Over the past year, our team at The Moment has piloted various Innovation Management and Design Thinking learn by doing programs that are designed around getting real work done — and the results have been incredible. We’ve found that people learn new concepts by tackling challenges that are rooted in reality; doing so helps them to think boldly, and feel empowered and engaged. Often, client teams say to us, “Wow, I can’t believe we’re getting real work done at the same time!”
How to start your own learn by doing journey
Curious about setting up your own learn by doing journey? Here are three things you can tangibly do to help yourself and your team better adapt learners in today’s rapidly changing world:
1) Recognize that everyone learns differently
Everyone absorbs information through a different process and because of this everyone in the room will feel challenged by a different phase in the learning journey.
We identify and classify our learners into four main categories:
- Generators: Those who enjoy getting things started
- Conceptualizers: Those who prefer to put ideas together
- Optimizers: Those who turn ideas into plans, and
- Implementers: Those who prefer to get things done
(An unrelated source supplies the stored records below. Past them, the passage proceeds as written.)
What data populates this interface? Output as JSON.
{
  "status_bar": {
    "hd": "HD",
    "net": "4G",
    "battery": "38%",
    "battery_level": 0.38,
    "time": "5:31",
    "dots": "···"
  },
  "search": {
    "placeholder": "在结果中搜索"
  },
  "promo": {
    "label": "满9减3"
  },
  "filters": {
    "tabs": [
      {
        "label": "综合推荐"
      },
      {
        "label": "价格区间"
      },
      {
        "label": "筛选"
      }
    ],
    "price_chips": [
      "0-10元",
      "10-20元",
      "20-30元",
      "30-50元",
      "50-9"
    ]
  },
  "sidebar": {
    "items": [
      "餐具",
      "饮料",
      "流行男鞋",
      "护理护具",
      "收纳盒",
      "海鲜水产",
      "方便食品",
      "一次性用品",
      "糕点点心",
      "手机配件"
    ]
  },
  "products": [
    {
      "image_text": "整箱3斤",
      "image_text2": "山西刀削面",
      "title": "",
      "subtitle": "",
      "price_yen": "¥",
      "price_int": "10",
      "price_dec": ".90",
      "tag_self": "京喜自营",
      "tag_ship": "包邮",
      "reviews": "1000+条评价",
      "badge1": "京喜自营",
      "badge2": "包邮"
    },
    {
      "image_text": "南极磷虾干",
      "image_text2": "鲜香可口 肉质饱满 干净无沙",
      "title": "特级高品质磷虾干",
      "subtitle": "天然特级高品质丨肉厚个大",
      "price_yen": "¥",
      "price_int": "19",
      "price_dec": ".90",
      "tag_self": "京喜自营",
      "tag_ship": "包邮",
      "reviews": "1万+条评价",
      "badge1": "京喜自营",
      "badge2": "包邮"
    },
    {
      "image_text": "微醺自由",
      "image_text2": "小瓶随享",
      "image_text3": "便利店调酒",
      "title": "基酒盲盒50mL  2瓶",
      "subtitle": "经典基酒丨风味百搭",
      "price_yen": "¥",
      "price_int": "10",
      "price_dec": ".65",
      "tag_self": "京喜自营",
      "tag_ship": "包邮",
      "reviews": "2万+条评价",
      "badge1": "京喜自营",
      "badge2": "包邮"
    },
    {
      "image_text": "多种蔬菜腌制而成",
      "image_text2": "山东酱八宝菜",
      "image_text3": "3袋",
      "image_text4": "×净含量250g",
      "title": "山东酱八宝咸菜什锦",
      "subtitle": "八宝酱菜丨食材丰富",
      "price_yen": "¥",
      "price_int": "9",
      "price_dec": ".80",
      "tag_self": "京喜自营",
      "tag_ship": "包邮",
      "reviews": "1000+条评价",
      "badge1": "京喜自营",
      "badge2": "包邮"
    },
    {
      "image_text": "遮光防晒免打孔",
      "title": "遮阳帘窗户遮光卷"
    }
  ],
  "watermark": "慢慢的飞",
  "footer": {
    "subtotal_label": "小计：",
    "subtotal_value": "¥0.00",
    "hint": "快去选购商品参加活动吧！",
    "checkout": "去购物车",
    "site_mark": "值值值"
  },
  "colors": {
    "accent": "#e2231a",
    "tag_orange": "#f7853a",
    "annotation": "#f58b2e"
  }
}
Understanding different learning styles, be it for ourselves or for our team, helps determine where in the learning journey we should start. Sometimes we start the learning process in reflection, which allows us to start by sharing our lived experiences, take that insight, and apply it to another experiment; other times it makes sense to start by experiencing, which allows us to engage with the material first before moving onto reflection.
2) Determine both project and learning objectives and goals for each type of learner
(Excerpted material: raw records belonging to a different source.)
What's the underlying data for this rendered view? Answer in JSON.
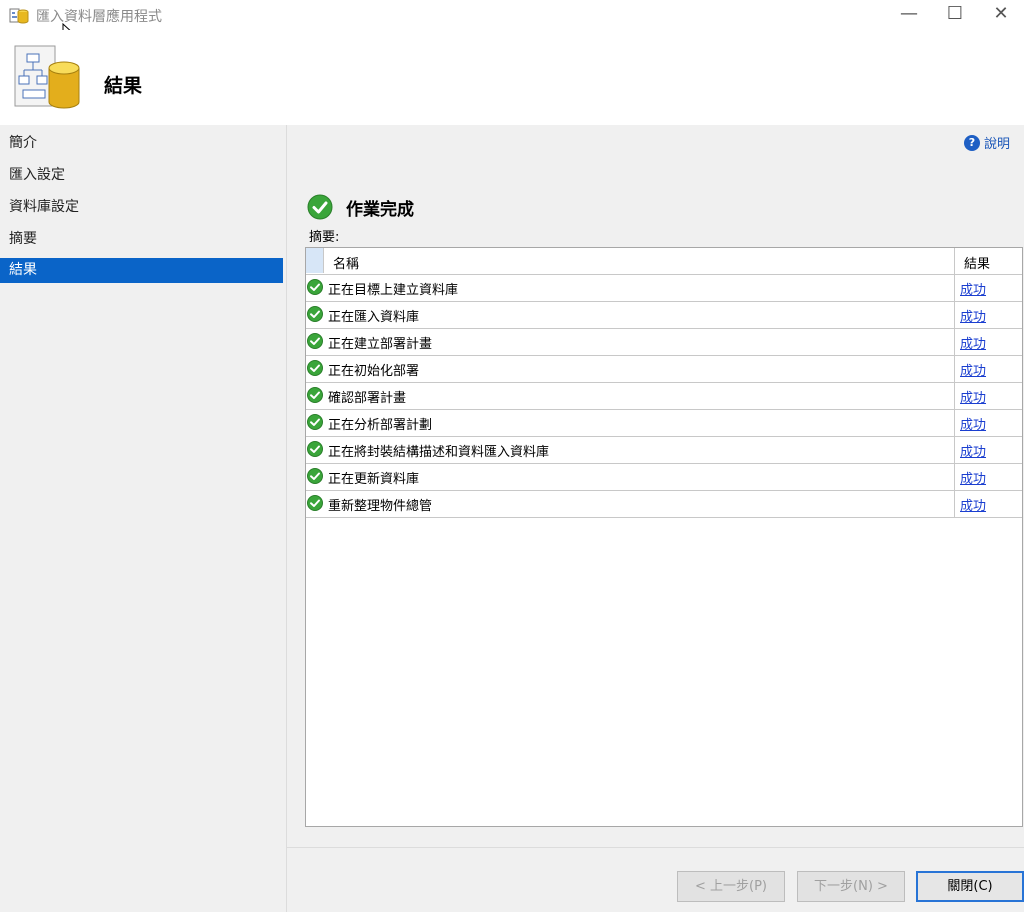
{
  "window": {
    "title": "匯入資料層應用程式",
    "controls": {
      "minimize": "—",
      "maximize": "☐",
      "close": "✕"
    }
  },
  "header": {
    "title": "結果"
  },
  "nav": {
    "items": [
      {
        "label": "簡介"
      },
      {
        "label": "匯入設定"
      },
      {
        "label": "資料庫設定"
      },
      {
        "label": "摘要"
      },
      {
        "label": "結果",
        "active": true
      }
    ]
  },
  "main": {
    "help_label": "說明",
    "status_text": "作業完成",
    "summary_label": "摘要:",
    "table": {
      "columns": [
        "名稱",
        "結果"
      ],
      "rows": [
        {
          "name": "正在目標上建立資料庫",
          "result": "成功"
        },
        {
          "name": "正在匯入資料庫",
          "result": "成功"
        },
        {
          "name": "正在建立部署計畫",
          "result": "成功"
        },
        {
          "name": "正在初始化部署",
          "result": "成功"
        },
        {
          "name": "確認部署計畫",
          "result": "成功"
        },
        {
          "name": "正在分析部署計劃",
          "result": "成功"
        },
        {
          "name": "正在將封裝結構描述和資料匯入資料庫",
          "result": "成功"
        },
        {
          "name": "正在更新資料庫",
          "result": "成功"
        },
        {
          "name": "重新整理物件總管",
          "result": "成功"
        }
      ]
    }
  },
  "footer": {
    "prev_label": "< 上一步(P)",
    "next_label": "下一步(N) >",
    "close_label": "關閉(C)"
  },
  "colors": {
    "accent": "#0a64c8",
    "success": "#3aa53a",
    "link": "#1a3ed0"
  }
}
A learn by doing experience should always start by defining a successful outcome. This is a valuable and critical function of team alignment that often gets missed. In our experience, the end-goals of a learn by doing initiative can become confusing.
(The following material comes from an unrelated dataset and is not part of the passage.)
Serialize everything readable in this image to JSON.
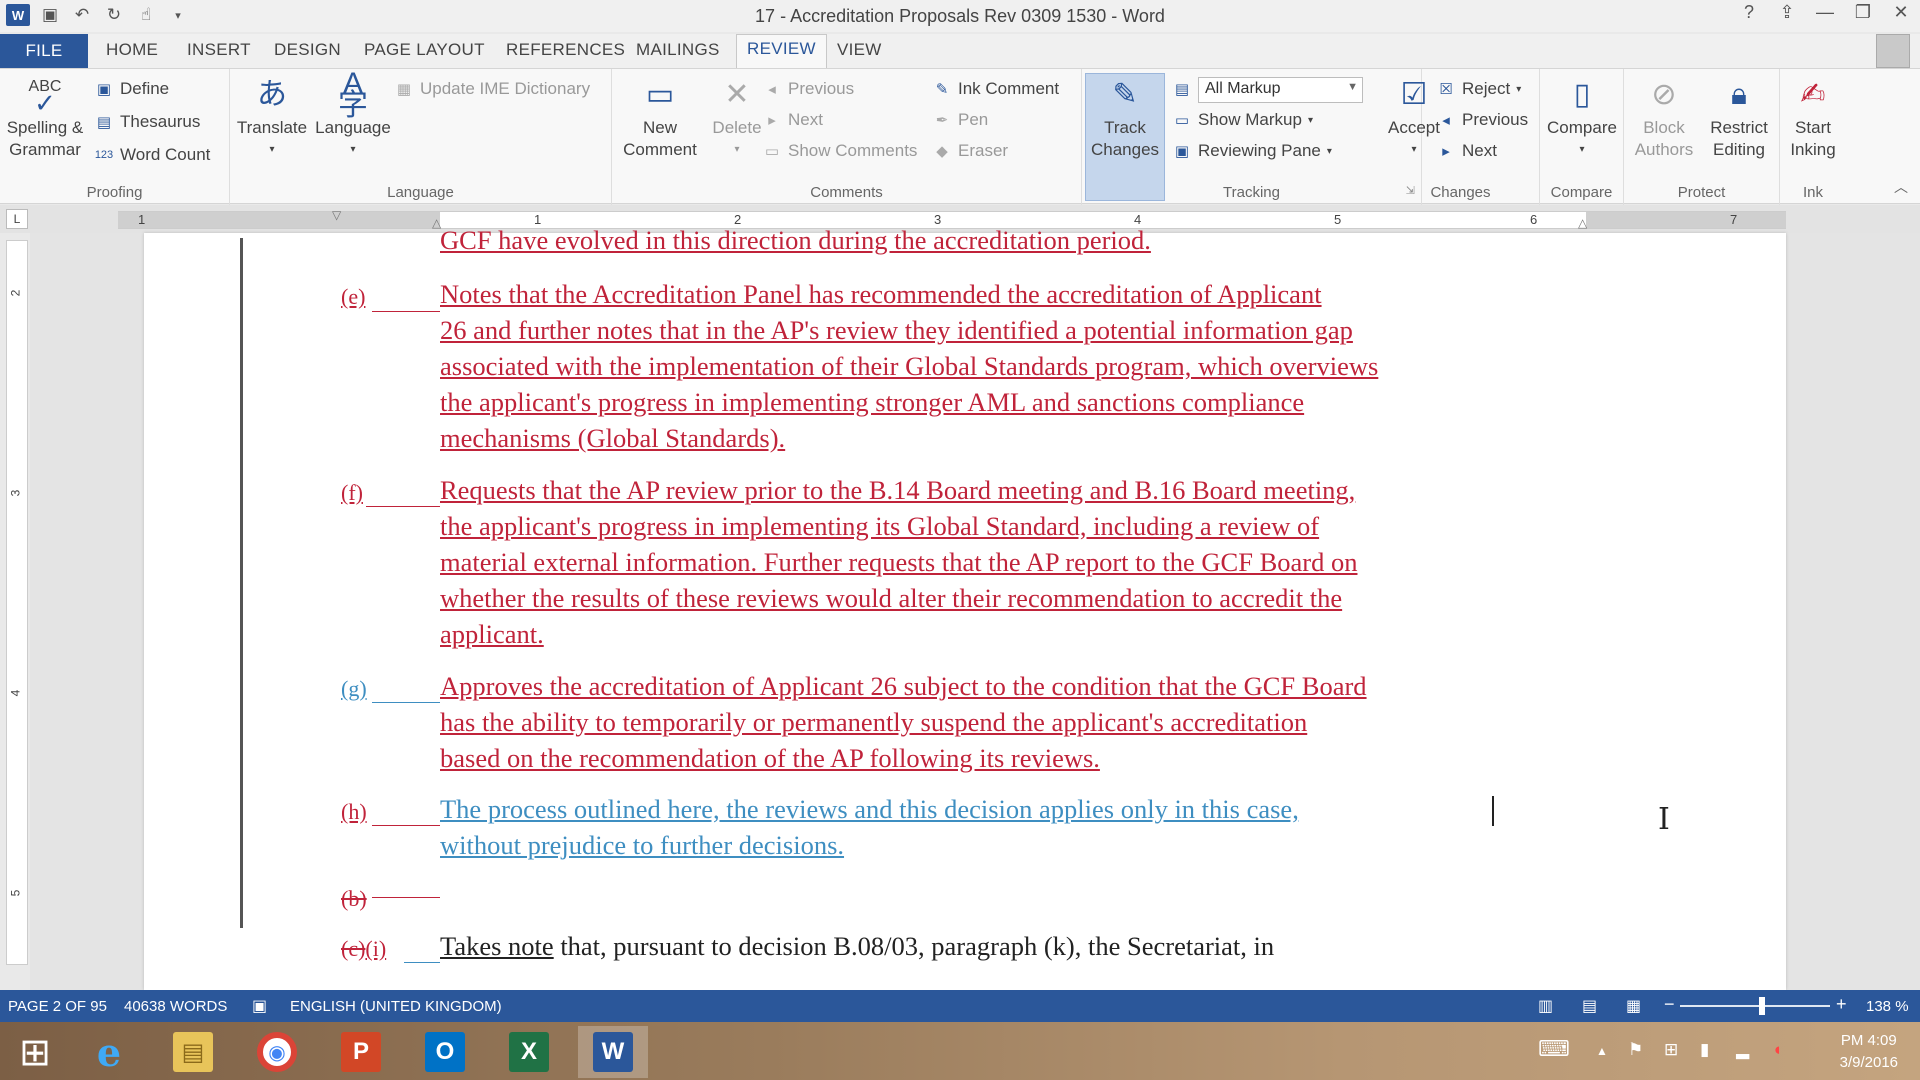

For example: If a team of 4 will be spending 2-days per week on a learn by doing initiative, what are the expectations of learning versus doing? Will 75% of that time be spent on learning? If so, how might we tailor the project output expectations to match that? Will 75% of the time be spent on doing? Similarly so, how might we tailor the expectations of learning outcomes to match that?
3) Select a challenge that’s appropriate for learn by doing
Because of the double-faceted nature of learn by doing initiatives, it is incredibly important to make sure that you and your team are set up for success. Pick the right project challenge to empower both learning and doing. Questions to consider may include:
- What is the level of visibility of this project? Is it appropriate for learning?
- What is the expected delivery date for this project? Is there enough time for learning?
- Are there additional resources I can pull into this project to create more space for learning?
- Does this project carry enough “weight”, in order to tell a compelling story at the end?
Changing the way we approach learning
We know that learning never ceases. But if all you’re learning is theory, in a bubble without any application, what good is that? If someone throws you into a situation where you have no knowledge or prior experience, that’s also not a great scenario. Learn by doing incorporates the two concepts that, in the end, augment one another: learning enhances how we apply the skills, and in applying the skills, we learn new things. The two work in concert.
Learn by doing helps us adapt our minds to new skills and ways of thinking – preparing us for what’s on the horizon, whether we see it or not.
I’m still very much on my own journey of better understanding this learn by doing-business in order to develop programs, frameworks, and tools to help future-proof teams for an uncertain tomorrow. How are you preparing for the future of work and upskilling your teams? Connect with me on Twitter, Facebook, or LinkedIn – I’d love to hear your challenges and how you’re building learning experiences for tomorrow.